“This meant these people were unable to summon help should they need it and had no access to call staff in an emergency.”

Unclean areas and unexplained injuries 

Inspectors said many areas of the home appeared unclean, with stains on bedroom walls and dirty floors.

The report said high touch point areas were not clean, which meant there was an increased risk of infection transmission.

It also detailed how inspectors identified reports of people having injuries, but the cause was unknown.

“There was no evidence of a follow-up investigation or a referral to the relevant safeguarding authority,” it said.

“Unexplained injuries were not investigated to establish if there were signs of abuse. This meant we were not assured people were protected from the risk of injury or harm from abuse.”

“We found evidence staff were not recognising or reporting safeguarding incidents.

“We observed one person who had a large bruise on the palm of their hand and was wincing in pain. Staff had not noticed this and therefore failed to document and report this injury.

“This meant there was a delay in investigating how the injury occurred and managing the person's pain and discomfort.

“We found examples of accidents and incidents that had either not been reported to CQC or the local safeguarding authority despite accident forms being completed.

“This meant there was no monitoring or oversight from external bodies. We have made referrals to the local safeguarding authority.”

'Significant shortfalls' found

Inspectors said safe recruitment practices were not followed and agency workers had cared for the home’s most vulnerable people “despite not being given any background information on the person's needs or choking risks”.

The watchdog also found people’s privacy and dignity were not always respected.

Inspectors said they saw food being put near people on tables, but there was no effort to ensure they could reach meals comfortably.

“One person was sat in a chair and their meal was placed on an overbed table and pushed towards them,” said the report.

“This person could not reach the meal properly as the table was not placed close enough. The person attempted to eat the food with their fingers, no assistance was provided. A small amount of food was eaten, and the plate was then removed by staff.

“People requesting support were not always given this in a timely or responsive manner.
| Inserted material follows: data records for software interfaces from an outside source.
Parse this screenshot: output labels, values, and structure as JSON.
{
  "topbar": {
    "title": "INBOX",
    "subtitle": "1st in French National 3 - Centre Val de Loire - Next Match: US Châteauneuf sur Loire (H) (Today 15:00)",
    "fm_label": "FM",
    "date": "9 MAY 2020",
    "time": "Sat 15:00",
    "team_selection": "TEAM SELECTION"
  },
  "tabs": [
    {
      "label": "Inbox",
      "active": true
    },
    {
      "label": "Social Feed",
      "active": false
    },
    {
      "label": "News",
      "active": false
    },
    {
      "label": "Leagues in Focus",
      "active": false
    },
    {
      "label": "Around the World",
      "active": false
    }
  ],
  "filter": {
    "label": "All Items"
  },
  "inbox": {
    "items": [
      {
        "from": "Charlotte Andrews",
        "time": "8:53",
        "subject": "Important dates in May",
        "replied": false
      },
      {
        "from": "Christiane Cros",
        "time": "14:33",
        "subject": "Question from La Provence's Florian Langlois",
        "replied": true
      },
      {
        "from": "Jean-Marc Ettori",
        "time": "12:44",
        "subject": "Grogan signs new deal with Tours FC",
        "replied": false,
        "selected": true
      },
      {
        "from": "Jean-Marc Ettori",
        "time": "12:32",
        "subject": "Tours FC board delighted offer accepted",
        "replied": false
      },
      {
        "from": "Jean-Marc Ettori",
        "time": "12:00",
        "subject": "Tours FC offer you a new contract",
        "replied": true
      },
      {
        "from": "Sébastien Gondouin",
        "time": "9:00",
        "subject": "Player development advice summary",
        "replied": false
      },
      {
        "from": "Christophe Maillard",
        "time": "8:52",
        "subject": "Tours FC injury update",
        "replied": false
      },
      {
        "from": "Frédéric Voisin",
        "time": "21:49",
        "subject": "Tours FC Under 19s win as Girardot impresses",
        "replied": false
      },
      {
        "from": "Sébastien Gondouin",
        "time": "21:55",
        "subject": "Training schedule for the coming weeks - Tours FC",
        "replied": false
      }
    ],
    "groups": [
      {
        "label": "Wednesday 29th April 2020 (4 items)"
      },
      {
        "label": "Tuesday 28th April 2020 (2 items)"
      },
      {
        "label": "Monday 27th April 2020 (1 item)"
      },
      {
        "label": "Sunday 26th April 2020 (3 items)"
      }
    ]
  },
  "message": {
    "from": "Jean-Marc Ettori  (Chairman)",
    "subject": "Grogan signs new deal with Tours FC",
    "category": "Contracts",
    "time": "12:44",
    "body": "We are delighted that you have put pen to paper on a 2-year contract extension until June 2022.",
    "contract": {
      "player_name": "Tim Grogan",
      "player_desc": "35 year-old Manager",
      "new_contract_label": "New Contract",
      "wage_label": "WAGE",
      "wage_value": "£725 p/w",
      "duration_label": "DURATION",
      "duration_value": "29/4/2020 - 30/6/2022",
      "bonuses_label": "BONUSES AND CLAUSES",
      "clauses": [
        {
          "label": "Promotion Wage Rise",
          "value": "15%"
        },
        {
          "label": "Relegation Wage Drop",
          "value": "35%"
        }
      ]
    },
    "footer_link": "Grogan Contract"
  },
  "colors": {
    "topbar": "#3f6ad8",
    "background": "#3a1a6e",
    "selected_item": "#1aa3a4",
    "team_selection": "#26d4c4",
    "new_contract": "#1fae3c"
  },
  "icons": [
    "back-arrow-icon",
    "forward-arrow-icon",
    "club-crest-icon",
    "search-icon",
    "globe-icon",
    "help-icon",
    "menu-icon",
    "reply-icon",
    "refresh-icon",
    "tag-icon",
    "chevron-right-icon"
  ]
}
“One person had asked for staff to take them to the toilet, this person waited over 30 minutes for carers to arrive and support with this.”

“Another person was complaining of being in pain and requested pain relief.

“Care staff acknowledged the person's pain and informed them they would let the nurse know. This person had not received any pain relief or was seen by the nurse for over an hour after they requested it.”

The report said “significant shortfalls” had been identified at the last three inspections.

“We found continued breaches of regulations relating to the management of risk, and good governance,” it said.

“We also found new regulatory breaches relating to safe environments, medicines, the safe recruitment of staff, privacy and dignity, safeguarding and infection prevention and control.”

Qualia Care, which runs the home, was contacted for comment but did not respond.